Chris Fenton shows that you can build a fully functional cycle-accurate Cray-1 with an FPGA. He even built a case that looks like an old Cray-1
Some quick testing shows my iPad 2 is about 18 times faster than a Cray-1. <grin>
Declan McCullagh in CNET reports that the Justice Department is pushing an absurd over broadening of the CFAA to criminalize violating website terms of service agreements.
The idea would be to treat all website terms of service as contracts fully limiting access to the site, therefor any violation of the TOS would be unauthorized access (A.K.A. Hacking) which is a felony.
Don't lie about your age, weight, height, or job title on that dating site!
Anonymizer just released the results of a new survey of people's use of privacy protecting technologies. The short answer is that the old standards, anti-virus and firewalls, are widely used. Unfortunately they don't actually do much to protect your privacy. They are more about security.
For full details, read the article.
Bruce Schneier on the real world effectiveness of a very simple domain name based man in the middle attack.
Here is a Wired article on the same issue showing how it was used to steal 20 GB of email from a Fortune 500 company.
This statistic really reinforces a point that I keep making. We are putting effort and treasure into fighting terrorism orders of magnitude out of proportion to its impact.
Out of more than 150,000 murders in the United States since 9/11 -- currently more than 14,000 each year -- Islamist terrorists accounted for fewer than three dozen deaths by the end of 2010. Part of the credit for this is surely due to the law-enforcement officers and community members who have worked to uncover plots before they could be carried out. But fewer than 200 Muslim Americans have been involved in violent plots since 9/11, most of them overseas, so credit for the low level of violence must be due primarily to the millions of Muslims who have refrained from answering the call to terrorism.
I posted this as a comment over on LinkedIn, but thought it was worth reposting on its own.
Privacy professionals can haggle over whether any given situation requires overwrite, multi-pass overwrite, degaussing, physical destruction or whatever else.

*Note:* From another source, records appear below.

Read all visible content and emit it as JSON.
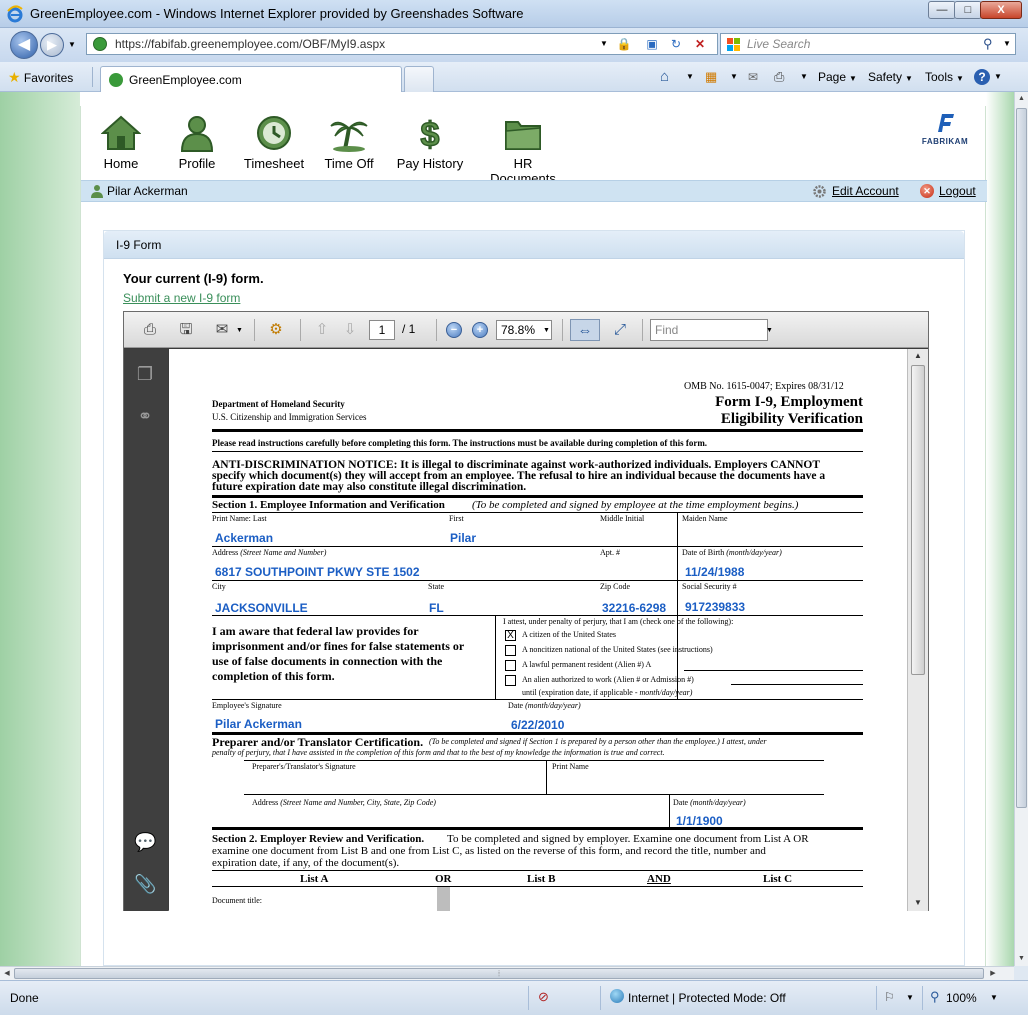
{
  "window": {
    "title": "GreenEmployee.com - Windows Internet Explorer provided by Greenshades Software",
    "minimize": "—",
    "maximize": "□",
    "close": "X"
  },
  "address": {
    "url": "https://fabifab.greenemployee.com/OBF/MyI9.aspx",
    "search_placeholder": "Live Search"
  },
  "tabs": {
    "favorites": "Favorites",
    "active_tab": "GreenEmployee.com"
  },
  "commands": {
    "page": "Page",
    "safety": "Safety",
    "tools": "Tools"
  },
  "site_nav": [
    {
      "label": "Home",
      "icon": "home-icon"
    },
    {
      "label": "Profile",
      "icon": "profile-icon"
    },
    {
      "label": "Timesheet",
      "icon": "clock-icon"
    },
    {
      "label": "Time Off",
      "icon": "palm-tree-icon"
    },
    {
      "label": "Pay History",
      "icon": "dollar-icon"
    },
    {
      "label": "HR Documents",
      "icon": "folder-icon"
    }
  ],
  "brand": {
    "name": "FABRIKAM"
  },
  "userbar": {
    "user": "Pilar Ackerman",
    "edit_account": "Edit Account",
    "logout": "Logout"
  },
  "panel": {
    "title": "I-9 Form",
    "current": "Your current (I-9) form.",
    "submit_link": "Submit a new I-9 form"
  },
  "pdf_viewer": {
    "page_current": "1",
    "page_total": "/ 1",
    "zoom": "78.8%",
    "find_placeholder": "Find"
  },
  "form": {
    "omb": "OMB No. 1615-0047; Expires 08/31/12",
    "title1": "Form I-9, Employment",
    "title2": "Eligibility Verification",
    "dept1": "Department of Homeland Security",
    "dept2": "U.S. Citizenship and Immigration Services",
    "instructions": "Please read instructions carefully before completing this form.  The instructions must be available during completion of this form.",
    "anti1": "ANTI-DISCRIMINATION NOTICE:  It is illegal to discriminate against work-authorized individuals. Employers CANNOT",
    "anti2": "specify which document(s) they will accept from an employee.  The refusal to hire an individual because the documents have  a",
    "anti3": "future expiration date may also constitute illegal discrimination.",
    "section1_title": "Section 1. Employee Information and Verification",
    "section1_note": "(To be completed and signed by employee at the time employment begins.)",
    "lbl_print_name": "Print Name:   Last",
    "lbl_first": "First",
    "lbl_middle": "Middle Initial",
    "lbl_maiden": "Maiden Name",
    "last_name": "Ackerman",
    "first_name": "Pilar",
    "lbl_address": "Address",
    "lbl_address_note": "(Street Name and Number)",
    "lbl_apt": "Apt. #",
    "lbl_dob": "Date of Birth",
    "lbl_dob_note": "(month/day/year)",
    "address": "6817 SOUTHPOINT PKWY STE 1502",
    "dob": "11/24/1988",
    "lbl_city": "City",
    "lbl_state": "State",
    "lbl_zip": "Zip Code",
    "lbl_ssn": "Social Security #",
    "city": "JACKSONVILLE",
    "state": "FL",
    "zip": "32216-6298",
    "ssn": "917239833",
    "aware1": "I am aware that federal law provides for",
    "aware2": "imprisonment and/or fines for false statements or",
    "aware3": "use of false documents in connection with the",
    "aware4": "completion of this form.",
    "attest": "I attest, under penalty of perjury, that I am (check one of the following):",
    "opt_citizen": "A citizen of the United States",
    "opt_noncitizen": "A noncitizen national of the United States (see instructions)",
    "opt_lpr": "A lawful permanent resident (Alien #) A",
    "opt_alien": "An alien authorized to work (Alien # or Admission #)",
    "until": "until (expiration date, if applicable -",
    "until_note": "month/day/year)",
    "check_mark": "X",
    "lbl_emp_sig": "Employee's Signature",
    "lbl_date": "Date",
    "lbl_date_note": "(month/day/year)",
    "emp_sig": "Pilar Ackerman",
    "emp_date": "6/22/2010",
    "prep_title": "Preparer and/or Translator Certification.",
    "prep_text1": "(To be completed and signed if Section 1 is prepared by a person other than the employee.) I attest, under",
    "prep_text2": "penalty of perjury, that I have assisted in the completion of this form and that to the best of my knowledge the information is true and correct.",
    "lbl_prep_sig": "Preparer's/Translator's Signature",
    "lbl_print_name2": "Print Name",
    "lbl_prep_addr": "Address",
    "lbl_prep_addr_note": "(Street Name and Number, City, State, Zip Code)",
    "lbl_prep_date": "Date",
    "lbl_prep_date_note": "(month/day/year)",
    "prep_date": "1/1/1900",
    "section2_title": "Section 2. Employer Review and Verification.",
    "section2_text1": "To be completed and signed by employer. Examine one document from List A OR",
    "section2_text2": "examine one document from List B and one from List C, as listed on the reverse of this form, and record the title, number and",
    "section2_text3": "expiration date, if any, of the document(s).",
    "list_a": "List A",
    "or": "OR",
    "list_b": "List B",
    "and": "AND",
    "list_c": "List C",
    "doc_title": "Document title:"
  },
  "status": {
    "done": "Done",
    "zone": "Internet | Protected Mode: Off",
    "zoom": "100%"
  }
}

The 99% issue is that people treat the trashcan icon on their computers as though it really and completely disposed of the file.
Closely related is the fallacy that your login password will protect your hard drive if your computer is sold / stolen.
I heard something recently at a conference which really struck a chord with me. It was about USB drives as attack vectors, but the argument applies very broadly.
We have spent many years trying to educate our way to computer security. It is very clear that is a failed strategy and given the relative immutability of human nature it is highly unlikely to ever be a successful strategy.
At this point, if I sell my password protected computer and that leads to my identity being stolen, shame on us as engineers who designed such a fragile system with such a huge and foreseeable failure mode.
We can argue about whether it should be a password or pass phrase, if there should be biometrics or other multi-factor authentication schemes, but lets at least make sure there is a door on the house and ensure that it is closed before debating tumbler lock vs. keypad.